Rauchs et al.  performed an FE analysis to investigate the stresses in fibre fragments
using the model described in section 2.6. Cracks were introduced at locations along the
fibre by an element removal technique; the locations of these cracks were based on
experimental results. The modeling process was divided into four steps. The first step
corresponded to elastic fibre deformation; here the matrix changes from elastic to plastic
during deformation, i.e. initially mode α, and subsequently, when mode β occurs, plastic
stress transfer takes effect. Thereafter, the other steps involve mainly increasing the
number of fragments in accordance with the sequence observed experimentally.
Stress transfer analysis
3.1 Elastic stress transfer
Figure 3 shows how the axial tensile stress in a cylindrical fibre, σz/σc, depends on Ef/Em
and q; this result is taken from our previous work  but similar results, at restricted
values for Ef/Em and q, had been published previously [8,11]. In all cases, σz/σc is greatest
at the centre of the fibre and decreases non-linearly to zero at its end. A similar

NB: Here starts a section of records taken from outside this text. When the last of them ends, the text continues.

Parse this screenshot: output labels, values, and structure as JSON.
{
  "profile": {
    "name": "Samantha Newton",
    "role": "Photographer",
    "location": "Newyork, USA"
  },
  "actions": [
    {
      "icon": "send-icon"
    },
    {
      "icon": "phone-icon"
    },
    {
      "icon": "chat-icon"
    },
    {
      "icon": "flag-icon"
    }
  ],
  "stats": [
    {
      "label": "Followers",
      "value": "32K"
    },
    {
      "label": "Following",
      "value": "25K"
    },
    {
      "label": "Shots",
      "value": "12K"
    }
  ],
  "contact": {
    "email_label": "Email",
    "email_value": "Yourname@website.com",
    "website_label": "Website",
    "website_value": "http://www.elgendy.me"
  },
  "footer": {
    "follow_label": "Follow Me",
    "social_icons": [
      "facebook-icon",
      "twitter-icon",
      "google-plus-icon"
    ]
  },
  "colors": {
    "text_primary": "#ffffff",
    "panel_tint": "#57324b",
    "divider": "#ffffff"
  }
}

dependence is predicted by shear lag models [11,28] and it has been shown that the
predictions of FE and shear lag models are closely similar [10,11]. Similar results are also
obtained experimentally . Note that changing q has little effect on σz/σc.
A similar FE analysis has also been applied to non-cylindrical fibres . In complete
contrast to the cylindrical case, axial stress in a fibre with a conical taper is a minimum at
the fibre centre; the stress rises and peaks near the fibre end before dropping to zero at the
end. Stress distributions in ellipsoidal and parabolloidal fibres lie between the extremes
of the cylinder and cone, leading to more uniform stress distributions. For low values of
Ef/Em (around 50), the stress distributions in conical, ellipsoidal and parabolloidal fibres
are very similar and there is little to distinguish them. The predictions for an ellipsoidal
fibre are consistent with the theoretical results of Eshelby . However, cylindrical
fibres have a substantial region near the end which is not being maximally stressed and
which, therefore, contributes little to reinforcing the composite. Once again, changing q
has little effect on the stress distributions in the cylindrical, the paraboloidal and
ellipsoidal fibres. However, when Ef/Em is large, reducing q has the effect of